Copy the records below word for word, leaving out nothing.

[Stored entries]
--------
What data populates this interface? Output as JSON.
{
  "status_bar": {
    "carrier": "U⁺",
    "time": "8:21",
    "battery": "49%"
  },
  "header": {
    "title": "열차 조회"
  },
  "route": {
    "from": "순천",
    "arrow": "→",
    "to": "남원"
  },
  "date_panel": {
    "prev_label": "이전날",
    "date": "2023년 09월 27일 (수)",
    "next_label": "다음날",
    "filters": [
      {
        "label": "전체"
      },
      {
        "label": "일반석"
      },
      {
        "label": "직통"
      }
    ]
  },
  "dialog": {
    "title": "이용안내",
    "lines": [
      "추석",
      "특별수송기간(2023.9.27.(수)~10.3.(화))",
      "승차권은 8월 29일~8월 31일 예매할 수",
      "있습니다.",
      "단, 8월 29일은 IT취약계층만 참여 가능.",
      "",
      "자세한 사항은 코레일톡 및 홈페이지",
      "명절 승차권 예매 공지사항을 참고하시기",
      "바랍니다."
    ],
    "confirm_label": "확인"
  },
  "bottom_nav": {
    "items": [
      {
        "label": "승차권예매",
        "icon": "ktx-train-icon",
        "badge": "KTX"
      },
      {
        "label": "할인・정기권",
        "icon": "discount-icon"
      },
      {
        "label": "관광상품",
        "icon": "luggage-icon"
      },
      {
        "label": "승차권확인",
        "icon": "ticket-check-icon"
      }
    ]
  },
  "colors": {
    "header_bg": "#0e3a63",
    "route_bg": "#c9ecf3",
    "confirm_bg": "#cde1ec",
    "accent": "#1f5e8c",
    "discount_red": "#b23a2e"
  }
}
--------
◆ **Final answer**:
What data populates this interface? Output as JSON.
{
  "status_bar": {
    "carrier": "U⁺",
    "time": "8:21",
    "battery": "49%"
  },
  "header": {
    "title": "열차 조회"
  },
  "route": {
    "from": "순천",
    "arrow": "→",
    "to": "남원"
  },
  "date_panel": {
    "prev_label": "이전날",
    "date": "2023년 09월 27일 (수)",
    "next_label": "다음날",
    "filters": [
      {
        "label": "전체"
      },
      {
        "label": "일반석"
      },
      {
        "label": "직통"
      }
    ]
  },
  "dialog": {
    "title": "이용안내",
    "lines": [
      "추석",
      "특별수송기간(2023.9.27.(수)~10.3.(화))",
      "승차권은 8월 29일~8월 31일 예매할 수",
      "있습니다.",
      "단, 8월 29일은 IT취약계층만 참여 가능.",
      "",
      "자세한 사항은 코레일톡 및 홈페이지",
      "명절 승차권 예매 공지사항을 참고하시기",
      "바랍니다."
    ],
    "confirm_label": "확인"
  },
  "bottom_nav": {
    "items": [
      {
        "label": "승차권예매",
        "icon": "ktx-train-icon",
        "badge": "KTX"
      },
      {
        "label": "할인・정기권",
        "icon": "discount-icon"
      },
      {
        "label": "관광상품",
        "icon": "luggage-icon"
      },
      {
        "label": "승차권확인",
        "icon": "ticket-check-icon"
      }
    ]
  },
  "colors": {
    "header_bg": "#0e3a63",
    "route_bg": "#c9ecf3",
    "confirm_bg": "#cde1ec",
    "accent": "#1f5e8c",
    "discount_red": "#b23a2e"
  }
}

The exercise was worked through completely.